* _Work task_: For each record below, set it down exactly but leave out any picture.

* _Dataset content_:
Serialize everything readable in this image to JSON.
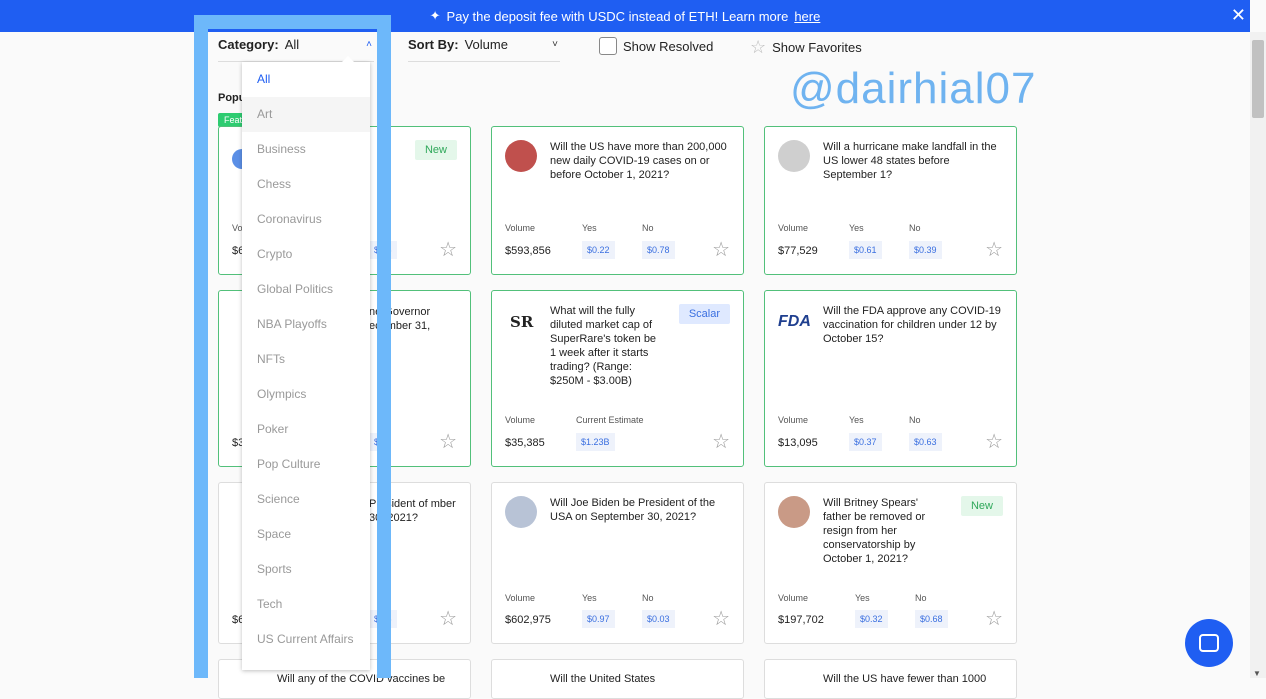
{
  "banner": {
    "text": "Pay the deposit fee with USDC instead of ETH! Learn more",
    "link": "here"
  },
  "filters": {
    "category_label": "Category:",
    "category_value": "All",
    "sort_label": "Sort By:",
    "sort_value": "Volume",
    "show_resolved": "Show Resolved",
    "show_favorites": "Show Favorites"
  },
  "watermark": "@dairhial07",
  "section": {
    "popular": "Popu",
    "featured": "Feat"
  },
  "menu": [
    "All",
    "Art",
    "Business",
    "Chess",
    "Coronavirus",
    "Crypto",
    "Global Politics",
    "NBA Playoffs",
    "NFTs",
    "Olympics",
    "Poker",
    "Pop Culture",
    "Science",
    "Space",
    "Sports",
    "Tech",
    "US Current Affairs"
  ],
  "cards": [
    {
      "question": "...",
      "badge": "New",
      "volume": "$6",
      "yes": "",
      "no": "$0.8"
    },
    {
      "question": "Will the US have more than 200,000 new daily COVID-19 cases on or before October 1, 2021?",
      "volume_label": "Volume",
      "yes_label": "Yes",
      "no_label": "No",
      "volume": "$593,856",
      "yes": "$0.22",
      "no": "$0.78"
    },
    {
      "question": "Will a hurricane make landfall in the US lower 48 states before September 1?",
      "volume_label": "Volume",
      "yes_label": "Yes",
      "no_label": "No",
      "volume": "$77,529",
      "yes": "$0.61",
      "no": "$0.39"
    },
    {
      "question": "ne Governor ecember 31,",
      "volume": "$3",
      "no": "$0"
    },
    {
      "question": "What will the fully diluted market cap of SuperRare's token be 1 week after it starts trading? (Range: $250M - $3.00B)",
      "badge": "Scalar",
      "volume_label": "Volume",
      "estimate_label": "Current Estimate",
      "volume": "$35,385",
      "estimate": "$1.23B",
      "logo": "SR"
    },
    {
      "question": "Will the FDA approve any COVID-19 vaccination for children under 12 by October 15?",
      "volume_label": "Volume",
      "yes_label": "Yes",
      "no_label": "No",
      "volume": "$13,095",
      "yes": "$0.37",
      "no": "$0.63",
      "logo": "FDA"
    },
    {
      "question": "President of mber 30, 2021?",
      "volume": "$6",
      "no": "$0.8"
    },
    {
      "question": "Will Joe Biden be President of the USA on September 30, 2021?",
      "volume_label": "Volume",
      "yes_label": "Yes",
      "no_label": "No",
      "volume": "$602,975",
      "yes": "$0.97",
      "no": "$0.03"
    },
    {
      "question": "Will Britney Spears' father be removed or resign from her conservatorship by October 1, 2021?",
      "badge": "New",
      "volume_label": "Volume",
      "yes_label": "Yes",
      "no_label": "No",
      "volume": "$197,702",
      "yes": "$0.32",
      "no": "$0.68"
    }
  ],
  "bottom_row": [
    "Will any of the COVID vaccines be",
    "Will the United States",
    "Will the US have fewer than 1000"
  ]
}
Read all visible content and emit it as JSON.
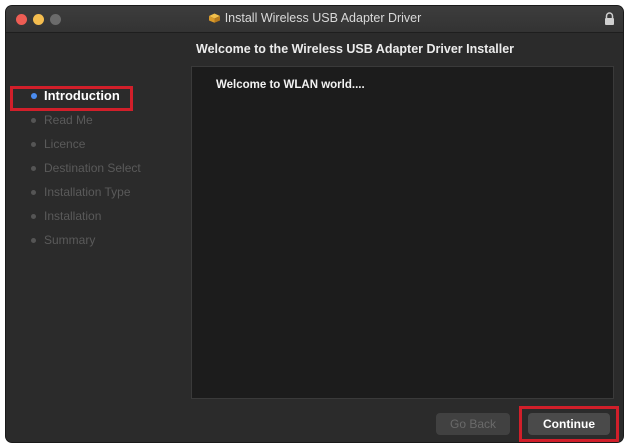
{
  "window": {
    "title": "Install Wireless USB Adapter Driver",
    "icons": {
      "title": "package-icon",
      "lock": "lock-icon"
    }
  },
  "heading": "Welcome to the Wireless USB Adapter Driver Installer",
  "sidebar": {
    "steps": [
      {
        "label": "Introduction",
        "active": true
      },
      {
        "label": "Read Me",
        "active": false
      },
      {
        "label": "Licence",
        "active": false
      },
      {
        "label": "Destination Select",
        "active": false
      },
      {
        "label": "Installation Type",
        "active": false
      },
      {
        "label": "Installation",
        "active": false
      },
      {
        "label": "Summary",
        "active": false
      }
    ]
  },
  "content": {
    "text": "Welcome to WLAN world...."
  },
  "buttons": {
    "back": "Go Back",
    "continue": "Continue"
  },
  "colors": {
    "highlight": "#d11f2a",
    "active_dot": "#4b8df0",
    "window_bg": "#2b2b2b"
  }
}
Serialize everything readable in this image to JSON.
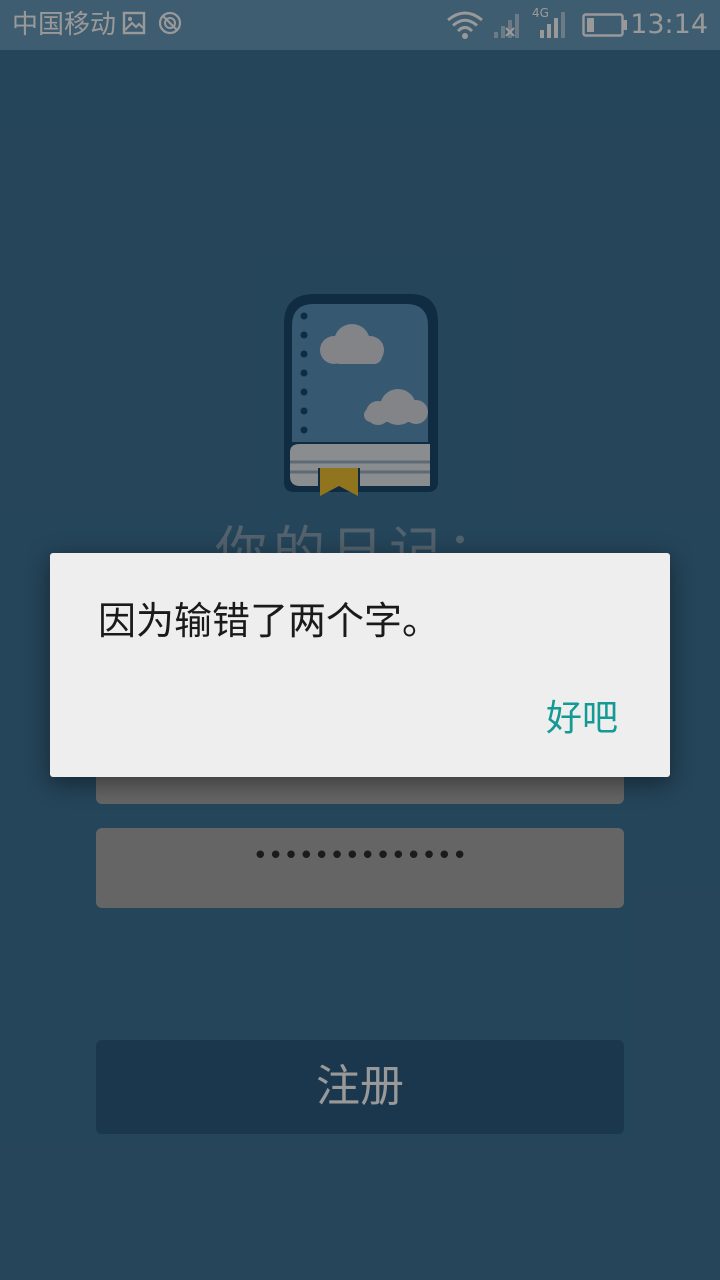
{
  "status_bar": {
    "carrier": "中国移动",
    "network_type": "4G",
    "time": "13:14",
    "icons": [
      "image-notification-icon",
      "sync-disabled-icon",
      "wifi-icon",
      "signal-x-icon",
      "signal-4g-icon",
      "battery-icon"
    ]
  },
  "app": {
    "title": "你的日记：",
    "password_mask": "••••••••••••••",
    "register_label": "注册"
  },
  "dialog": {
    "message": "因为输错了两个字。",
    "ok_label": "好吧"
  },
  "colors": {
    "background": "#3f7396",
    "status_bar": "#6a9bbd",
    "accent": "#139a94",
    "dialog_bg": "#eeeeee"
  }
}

* _Answer to the exercise_:
Serialize everything readable in this image to JSON.
{
  "banner": {
    "text": "Pay the deposit fee with USDC instead of ETH! Learn more",
    "link": "here"
  },
  "filters": {
    "category_label": "Category:",
    "category_value": "All",
    "sort_label": "Sort By:",
    "sort_value": "Volume",
    "show_resolved": "Show Resolved",
    "show_favorites": "Show Favorites"
  },
  "watermark": "@dairhial07",
  "section": {
    "popular": "Popu",
    "featured": "Feat"
  },
  "menu": [
    "All",
    "Art",
    "Business",
    "Chess",
    "Coronavirus",
    "Crypto",
    "Global Politics",
    "NBA Playoffs",
    "NFTs",
    "Olympics",
    "Poker",
    "Pop Culture",
    "Science",
    "Space",
    "Sports",
    "Tech",
    "US Current Affairs"
  ],
  "cards": [
    {
      "question": "...",
      "badge": "New",
      "volume": "$6",
      "yes": "",
      "no": "$0.8"
    },
    {
      "question": "Will the US have more than 200,000 new daily COVID-19 cases on or before October 1, 2021?",
      "volume_label": "Volume",
      "yes_label": "Yes",
      "no_label": "No",
      "volume": "$593,856",
      "yes": "$0.22",
      "no": "$0.78"
    },
    {
      "question": "Will a hurricane make landfall in the US lower 48 states before September 1?",
      "volume_label": "Volume",
      "yes_label": "Yes",
      "no_label": "No",
      "volume": "$77,529",
      "yes": "$0.61",
      "no": "$0.39"
    },
    {
      "question": "ne Governor ecember 31,",
      "volume": "$3",
      "no": "$0"
    },
    {
      "question": "What will the fully diluted market cap of SuperRare's token be 1 week after it starts trading? (Range: $250M - $3.00B)",
      "badge": "Scalar",
      "volume_label": "Volume",
      "estimate_label": "Current Estimate",
      "volume": "$35,385",
      "estimate": "$1.23B",
      "logo": "SR"
    },
    {
      "question": "Will the FDA approve any COVID-19 vaccination for children under 12 by October 15?",
      "volume_label": "Volume",
      "yes_label": "Yes",
      "no_label": "No",
      "volume": "$13,095",
      "yes": "$0.37",
      "no": "$0.63",
      "logo": "FDA"
    },
    {
      "question": "President of mber 30, 2021?",
      "volume": "$6",
      "no": "$0.8"
    },
    {
      "question": "Will Joe Biden be President of the USA on September 30, 2021?",
      "volume_label": "Volume",
      "yes_label": "Yes",
      "no_label": "No",
      "volume": "$602,975",
      "yes": "$0.97",
      "no": "$0.03"
    },
    {
      "question": "Will Britney Spears' father be removed or resign from her conservatorship by October 1, 2021?",
      "badge": "New",
      "volume_label": "Volume",
      "yes_label": "Yes",
      "no_label": "No",
      "volume": "$197,702",
      "yes": "$0.32",
      "no": "$0.68"
    }
  ],
  "bottom_row": [
    "Will any of the COVID vaccines be",
    "Will the United States",
    "Will the US have fewer than 1000"
  ]
}
Read all visible content and emit it as JSON.
{
  "window": {
    "title": "Install Wireless USB Adapter Driver",
    "icons": {
      "title": "package-icon",
      "lock": "lock-icon"
    }
  },
  "heading": "Welcome to the Wireless USB Adapter Driver Installer",
  "sidebar": {
    "steps": [
      {
        "label": "Introduction",
        "active": true
      },
      {
        "label": "Read Me",
        "active": false
      },
      {
        "label": "Licence",
        "active": false
      },
      {
        "label": "Destination Select",
        "active": false
      },
      {
        "label": "Installation Type",
        "active": false
      },
      {
        "label": "Installation",
        "active": false
      },
      {
        "label": "Summary",
        "active": false
      }
    ]
  },
  "content": {
    "text": "Welcome to WLAN world...."
  },
  "buttons": {
    "back": "Go Back",
    "continue": "Continue"
  },
  "colors": {
    "highlight": "#d11f2a",
    "active_dot": "#4b8df0",
    "window_bg": "#2b2b2b"
  }
}
Serialize everything readable in this image to JSON.
{
  "status_bar": {
    "carrier": "中国移动",
    "network_type": "4G",
    "time": "13:14",
    "icons": [
      "image-notification-icon",
      "sync-disabled-icon",
      "wifi-icon",
      "signal-x-icon",
      "signal-4g-icon",
      "battery-icon"
    ]
  },
  "app": {
    "title": "你的日记：",
    "password_mask": "••••••••••••••",
    "register_label": "注册"
  },
  "dialog": {
    "message": "因为输错了两个字。",
    "ok_label": "好吧"
  },
  "colors": {
    "background": "#3f7396",
    "status_bar": "#6a9bbd",
    "accent": "#139a94",
    "dialog_bg": "#eeeeee"
  }
}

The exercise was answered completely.